### What to work on
Keeping every word intact, reproduce all of the records.

(Component data from apps and pages)
==========

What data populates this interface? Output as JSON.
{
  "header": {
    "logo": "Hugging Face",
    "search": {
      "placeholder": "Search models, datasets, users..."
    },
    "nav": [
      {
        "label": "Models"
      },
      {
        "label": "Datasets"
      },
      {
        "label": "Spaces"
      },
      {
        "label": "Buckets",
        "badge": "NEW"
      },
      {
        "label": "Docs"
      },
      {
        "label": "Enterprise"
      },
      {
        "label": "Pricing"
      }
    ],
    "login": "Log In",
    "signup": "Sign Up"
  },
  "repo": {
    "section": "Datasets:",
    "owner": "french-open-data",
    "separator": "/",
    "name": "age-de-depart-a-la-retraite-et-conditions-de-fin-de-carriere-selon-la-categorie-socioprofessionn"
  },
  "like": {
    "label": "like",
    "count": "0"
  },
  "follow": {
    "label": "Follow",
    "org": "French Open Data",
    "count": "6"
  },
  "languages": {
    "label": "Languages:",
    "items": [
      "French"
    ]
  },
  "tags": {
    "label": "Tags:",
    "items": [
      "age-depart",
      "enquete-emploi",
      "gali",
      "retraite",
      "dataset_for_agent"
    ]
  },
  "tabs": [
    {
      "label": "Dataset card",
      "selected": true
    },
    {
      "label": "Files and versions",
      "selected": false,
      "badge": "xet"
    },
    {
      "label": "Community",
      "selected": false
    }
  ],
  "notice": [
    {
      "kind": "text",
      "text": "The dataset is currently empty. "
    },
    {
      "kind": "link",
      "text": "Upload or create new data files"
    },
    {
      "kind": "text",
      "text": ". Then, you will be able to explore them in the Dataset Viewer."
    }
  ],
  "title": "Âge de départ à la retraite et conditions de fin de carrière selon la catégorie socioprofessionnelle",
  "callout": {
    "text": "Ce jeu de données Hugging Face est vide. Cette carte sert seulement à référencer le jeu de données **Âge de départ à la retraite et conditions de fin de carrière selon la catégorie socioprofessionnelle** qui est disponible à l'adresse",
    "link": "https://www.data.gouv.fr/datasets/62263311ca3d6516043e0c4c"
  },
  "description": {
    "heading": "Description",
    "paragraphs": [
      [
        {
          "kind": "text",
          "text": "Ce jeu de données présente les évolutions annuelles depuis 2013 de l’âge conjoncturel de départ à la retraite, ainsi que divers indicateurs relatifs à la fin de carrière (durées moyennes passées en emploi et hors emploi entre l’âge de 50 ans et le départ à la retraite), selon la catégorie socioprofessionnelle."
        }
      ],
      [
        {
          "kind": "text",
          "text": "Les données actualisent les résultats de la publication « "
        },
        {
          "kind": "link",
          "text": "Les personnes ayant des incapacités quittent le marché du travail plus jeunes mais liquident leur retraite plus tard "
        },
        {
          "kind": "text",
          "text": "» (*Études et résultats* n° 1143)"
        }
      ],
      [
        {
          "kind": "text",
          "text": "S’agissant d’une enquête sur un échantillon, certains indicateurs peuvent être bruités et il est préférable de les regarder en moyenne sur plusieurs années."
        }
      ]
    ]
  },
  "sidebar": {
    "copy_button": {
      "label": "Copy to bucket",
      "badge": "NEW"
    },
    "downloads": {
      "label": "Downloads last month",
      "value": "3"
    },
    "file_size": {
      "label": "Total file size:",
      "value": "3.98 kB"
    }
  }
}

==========

### Exercise output
What data populates this interface? Output as JSON.
{
  "header": {
    "logo": "Hugging Face",
    "search": {
      "placeholder": "Search models, datasets, users..."
    },
    "nav": [
      {
        "label": "Models"
      },
      {
        "label": "Datasets"
      },
      {
        "label": "Spaces"
      },
      {
        "label": "Buckets",
        "badge": "NEW"
      },
      {
        "label": "Docs"
      },
      {
        "label": "Enterprise"
      },
      {
        "label": "Pricing"
      }
    ],
    "login": "Log In",
    "signup": "Sign Up"
  },
  "repo": {
    "section": "Datasets:",
    "owner": "french-open-data",
    "separator": "/",
    "name": "age-de-depart-a-la-retraite-et-conditions-de-fin-de-carriere-selon-la-categorie-socioprofessionn"
  },
  "like": {
    "label": "like",
    "count": "0"
  },
  "follow": {
    "label": "Follow",
    "org": "French Open Data",
    "count": "6"
  },
  "languages": {
    "label": "Languages:",
    "items": [
      "French"
    ]
  },
  "tags": {
    "label": "Tags:",
    "items": [
      "age-depart",
      "enquete-emploi",
      "gali",
      "retraite",
      "dataset_for_agent"
    ]
  },
  "tabs": [
    {
      "label": "Dataset card",
      "selected": true
    },
    {
      "label": "Files and versions",
      "selected": false,
      "badge": "xet"
    },
    {
      "label": "Community",
      "selected": false
    }
  ],
  "notice": [
    {
      "kind": "text",
      "text": "The dataset is currently empty. "
    },
    {
      "kind": "link",
      "text": "Upload or create new data files"
    },
    {
      "kind": "text",
      "text": ". Then, you will be able to explore them in the Dataset Viewer."
    }
  ],
  "title": "Âge de départ à la retraite et conditions de fin de carrière selon la catégorie socioprofessionnelle",
  "callout": {
    "text": "Ce jeu de données Hugging Face est vide. Cette carte sert seulement à référencer le jeu de données **Âge de départ à la retraite et conditions de fin de carrière selon la catégorie socioprofessionnelle** qui est disponible à l'adresse",
    "link": "https://www.data.gouv.fr/datasets/62263311ca3d6516043e0c4c"
  },
  "description": {
    "heading": "Description",
    "paragraphs": [
      [
        {
          "kind": "text",
          "text": "Ce jeu de données présente les évolutions annuelles depuis 2013 de l’âge conjoncturel de départ à la retraite, ainsi que divers indicateurs relatifs à la fin de carrière (durées moyennes passées en emploi et hors emploi entre l’âge de 50 ans et le départ à la retraite), selon la catégorie socioprofessionnelle."
        }
      ],
      [
        {
          "kind": "text",
          "text": "Les données actualisent les résultats de la publication « "
        },
        {
          "kind": "link",
          "text": "Les personnes ayant des incapacités quittent le marché du travail plus jeunes mais liquident leur retraite plus tard "
        },
        {
          "kind": "text",
          "text": "» (*Études et résultats* n° 1143)"
        }
      ],
      [
        {
          "kind": "text",
          "text": "S’agissant d’une enquête sur un échantillon, certains indicateurs peuvent être bruités et il est préférable de les regarder en moyenne sur plusieurs années."
        }
      ]
    ]
  },
  "sidebar": {
    "copy_button": {
      "label": "Copy to bucket",
      "badge": "NEW"
    },
    "downloads": {
      "label": "Downloads last month",
      "value": "3"
    },
    "file_size": {
      "label": "Total file size:",
      "value": "3.98 kB"
    }
  }
}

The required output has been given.